Farmers staged a protest near the Danube Bridge checkpoint at Rousse, blocking traffic in the area of the border crossing with agricultural machinery. Participants in the protest, which is part of the national agricultural protest, raised banners with the words "The system is killing us!".

Grain grower Stanimir Stanchev said:
"We don't want there to be price manipulation because we all know in the border areas that imports have not really stopped. Whether it passes through Moldova and Romania and we import it as non-Ukrainian grain, it is a fact and we want the state, through its regulators, to fulfill its duties."
Deyan Zhivkov, co-chairman of the National Sheep and Goat Breeders Association, said:
"In the last two years alone, powder milk imports from Ukraine have increased fivefold. We consume, in our shops, milk and dairy products made from Ukrainian powder milk. This is a major problem because it takes away from the livelihood of our producers."
According to Stanimir Stanchev, it is absolutely wrong to ask for more subsidies, more money and more aid.

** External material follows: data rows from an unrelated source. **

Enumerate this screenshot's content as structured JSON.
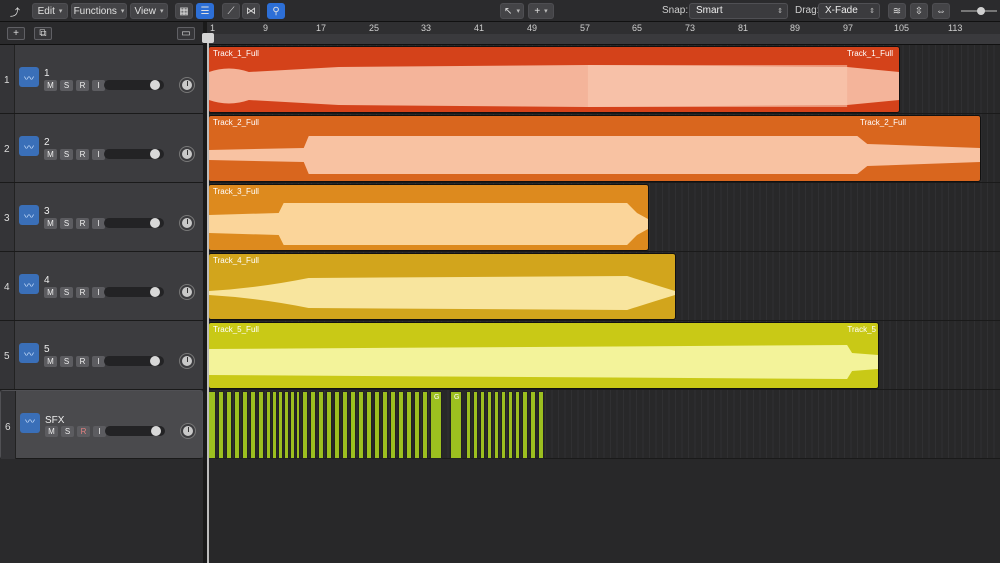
{
  "toolbar": {
    "edit": "Edit",
    "functions": "Functions",
    "view": "View",
    "snap_label": "Snap:",
    "snap_value": "Smart",
    "drag_label": "Drag:",
    "drag_value": "X-Fade"
  },
  "header": {
    "add_track": "+"
  },
  "ruler": {
    "bars": [
      "1",
      "9",
      "17",
      "25",
      "33",
      "41",
      "49",
      "57",
      "65",
      "73",
      "81",
      "89",
      "97",
      "105",
      "113"
    ]
  },
  "tracks": [
    {
      "number": "1",
      "name": "1"
    },
    {
      "number": "2",
      "name": "2"
    },
    {
      "number": "3",
      "name": "3"
    },
    {
      "number": "4",
      "name": "4"
    },
    {
      "number": "5",
      "name": "5"
    },
    {
      "number": "6",
      "name": "SFX"
    }
  ],
  "track_buttons": {
    "m": "M",
    "s": "S",
    "r": "R",
    "i": "I"
  },
  "regions": [
    {
      "name": "Track_1_Full",
      "end_name": "Track_1_Full",
      "color": "#d4421a"
    },
    {
      "name": "Track_2_Full",
      "end_name": "Track_2_Full",
      "color": "#d9661e"
    },
    {
      "name": "Track_3_Full",
      "color": "#dd8a1e"
    },
    {
      "name": "Track_4_Full",
      "color": "#d2a51c"
    },
    {
      "name": "Track_5_Full",
      "end_name": "Track_5",
      "color": "#c9c916"
    }
  ],
  "sfx": {
    "color": "#9cbf1f",
    "group_marker": "G"
  }
}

"No, we just want the same rules and to preserve Bulgarian, native production."